TASK MATERIAL:

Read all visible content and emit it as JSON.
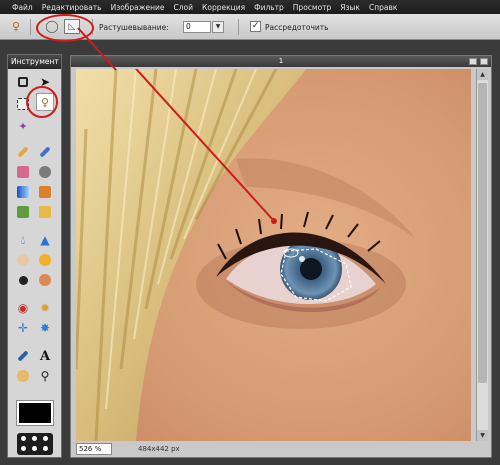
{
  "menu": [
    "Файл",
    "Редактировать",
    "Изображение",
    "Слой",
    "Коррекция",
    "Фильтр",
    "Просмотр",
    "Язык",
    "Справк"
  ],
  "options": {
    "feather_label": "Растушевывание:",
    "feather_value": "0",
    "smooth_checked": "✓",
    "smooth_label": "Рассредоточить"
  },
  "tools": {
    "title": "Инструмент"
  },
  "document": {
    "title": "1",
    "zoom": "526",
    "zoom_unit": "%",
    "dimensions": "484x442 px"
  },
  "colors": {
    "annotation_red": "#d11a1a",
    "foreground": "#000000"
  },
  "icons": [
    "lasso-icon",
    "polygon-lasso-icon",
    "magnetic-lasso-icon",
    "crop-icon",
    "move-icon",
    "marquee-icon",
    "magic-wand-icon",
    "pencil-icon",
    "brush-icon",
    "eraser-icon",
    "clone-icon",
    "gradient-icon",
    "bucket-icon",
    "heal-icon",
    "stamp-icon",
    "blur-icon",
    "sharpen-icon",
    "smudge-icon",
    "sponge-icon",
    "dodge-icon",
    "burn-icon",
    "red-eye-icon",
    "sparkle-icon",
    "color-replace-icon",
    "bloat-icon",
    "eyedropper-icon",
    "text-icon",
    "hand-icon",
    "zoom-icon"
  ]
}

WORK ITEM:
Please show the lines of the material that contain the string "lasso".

OUTPUT BELOW:
    "lasso-icon",
    "polygon-lasso-icon",
    "magnetic-lasso-icon",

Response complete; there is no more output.